Fast-fashion retailer H&M’s collection with French luxury brand Balmain has led to a ruckus at retail stores, a crashed website, and price gouging on eBay’s website—all in the first day of the line’s launch.
The collection, which debuted on the runway last month in New York, is available in around 250 stores globally as well as online starting Thursday. The launch led to long lines at H&M’s stores, where scuffles broke out as shoppers clamored to scoop up $129 leather and faux fur jackets and $599 beaded velvet dresses. To witness the scenes at various stores, Gawker has complied a colorful collection of videos of how Balmain’s H&M debut was received.
Earlier Thursday, H&M’s website failed to load as it too was overwhelmed, which the retailer attributed to high interest in the new collection. The company’s website is running smoothly again.
The tie-in marks the latest high-profile partnership between a mass retailer and a luxury label. Balmain’s dresses can cost north of $2,000 each at luxury stores like Neiman Marcus, but at H&M, its trendy dresses and jackets generally priced between $150 and $600. Many of the pricier items have already sold out online.
H&M’s collaboration with Balmain is the latest in a string of its successful collections with luxury designers, an initiative that first began in 2004 when the chain worked with Karl Lagerfeld. H&M has since worked with Versace, Roberto Cavalli, Stella McCartney, and Alexander Wang. The partnership lines, a strategy also popularized by big-box retailer Target
, allows designers a chance to reach a broader audience of shoppers.
Rollouts of short-lived haven’t gone smoothly for other retailer as well. Earlier this year, Target’s website was crashed by shoppers trying to snap up fashions in its collaboration with Lilly Pulitzer.

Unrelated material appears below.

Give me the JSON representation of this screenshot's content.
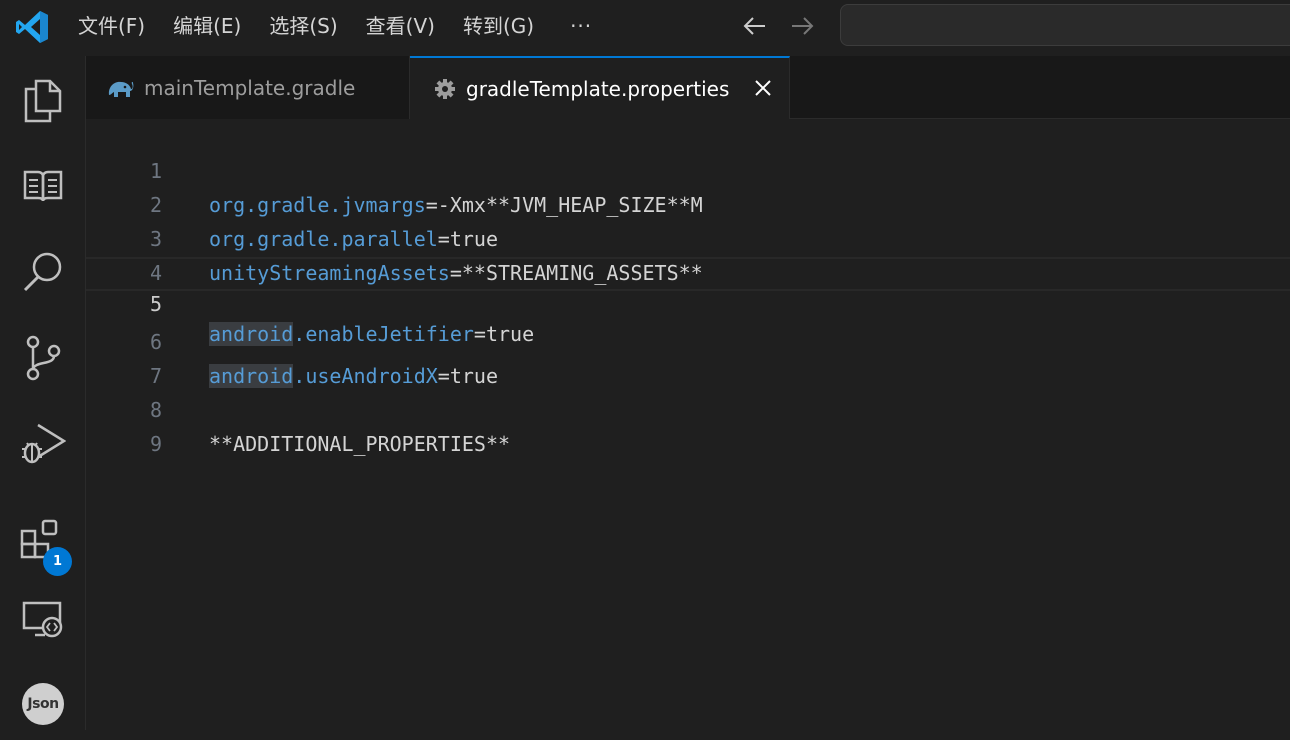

The partnerships also generate a secondary market on websites like eBay
. A leather jacket that H&M is selling for $399, already sold out online, is listed at $2,000 on eBay. Prices are also vastly higher for many of the Balmain dresses in the H&M collection. As Fortune sister publication Money points out, H&M tried to limit the resale market by only allowing shoppers to purchase one item per product from the collection.